Snitch is the (inspired by a) true story of John Matthews (Dwayne Johnson), a father, husband, ex-husband and business owner whose life is turned upside down when his 18-year-old son is framed, arrested and convicted for drug possession and intent to distribute. The news of his arrest is only compounded by the news that based on the amount of drugs he was arrested with he must serve the mandatory minimum sentence.
US mandatory minimum laws were created to impose unbelievably harsh penalties as a way to incentivize turning in other dealers and traffickers. Unfortunately, John’s son doesn’t have anyone to turn in (and he refuses to frame someone else), which means he will have to serve a minimum 10 year sentence.
For John, this is unacceptable. He enters into an agreement with the federal prosecutor (Susan Sarandon) that if he can bring in a dealer, his son’s sentence will be drastically reduced. Working with an ex-con he met through his construction business (Jon Bernthal) he begins a dangerous journey into the world of drug trafficking.
While Snitch has many wonderful qualities ““ a good story, good pacing, great action ““ it falls down because, well, it simply performs as expected. Every member of the cast was really just slotted in from their previous roles. Dwayne Johnson is a family man standing up for the rights of his family (Walking Tall anyone?); Susan Sarandon is the same polished bureaucrat she’s been in any number of other roles; Benjamin Bratt is a drug kingpin; Jon Bernthal was a guy who loves his family but has a lot of problems and a serious mean streak; and Michael K. Williams is a drug dealer with a lot of respect because he’s prone to violence (also known, quite simply, as Omar). Sound familiar?
Well that’s the problem with Snitch. It is a fine film, but it’s very familiar. There is little to specifically criticize, and it is an enjoyable watch, but it is all very vanilla.
That said, there are two fairly compelling reasons to see Snitch: it’s a good look at what mandatory minimum sentences mean in real terms (as in, even though they’re meant to catch the big guys, they often catch the little guys and destroy lives) and Barry Pepper. Pepper has long been a supporting actor in a variety of roles (True Grit, We Were Soldiers, Battlefield Earth ““ yeah, that’s right) and his work is always excellent ““ that’s why he’s such a great supporting character actor. In Snitch, however, he’s the one who truly stands out above the rest, delivering a great performance as a DEA agent who’s been there, done that, got the scars. If you see this movie for no other reason, see it for Barry Pepper.
Is Snitch Opening Weekend Worthy?

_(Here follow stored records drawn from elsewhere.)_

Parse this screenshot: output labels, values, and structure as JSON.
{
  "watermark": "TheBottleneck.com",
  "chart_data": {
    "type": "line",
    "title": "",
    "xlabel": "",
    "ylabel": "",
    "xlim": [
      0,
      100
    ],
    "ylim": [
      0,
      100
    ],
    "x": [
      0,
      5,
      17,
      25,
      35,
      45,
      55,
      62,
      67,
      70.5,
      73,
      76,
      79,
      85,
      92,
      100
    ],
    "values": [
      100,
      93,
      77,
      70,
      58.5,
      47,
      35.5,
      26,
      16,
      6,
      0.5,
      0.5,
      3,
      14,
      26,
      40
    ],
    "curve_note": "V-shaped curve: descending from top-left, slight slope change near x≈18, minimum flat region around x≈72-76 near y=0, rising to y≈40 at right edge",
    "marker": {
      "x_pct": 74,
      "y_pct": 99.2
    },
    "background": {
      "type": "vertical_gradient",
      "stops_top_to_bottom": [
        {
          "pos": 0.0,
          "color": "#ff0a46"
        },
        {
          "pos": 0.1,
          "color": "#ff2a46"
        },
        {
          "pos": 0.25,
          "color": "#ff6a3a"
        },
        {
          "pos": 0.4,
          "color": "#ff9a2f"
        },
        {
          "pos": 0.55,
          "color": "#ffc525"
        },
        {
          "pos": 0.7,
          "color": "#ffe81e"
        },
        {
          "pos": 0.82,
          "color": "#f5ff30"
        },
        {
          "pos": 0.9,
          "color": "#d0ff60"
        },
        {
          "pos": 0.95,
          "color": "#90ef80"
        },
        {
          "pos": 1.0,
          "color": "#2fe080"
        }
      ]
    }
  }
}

Snitch is an enjoyable film with a good story and great actors playing exactly the same roles you’ve come to know and love them for. If that sounds like your kind of thing, then definitely head out to see it this weekend.
More About Snitch
MORE FROM TORONTO FILM SCENE
- QuÃ©bÃ©cois comedies get the Hollywood remake treatment
- Media Impact: prizes and awards (or how Monsieur Lazhar came to a theatre near you)
- TFS Awards Quickie: Shawn Christensen, Oscar-nominated Director of Curfew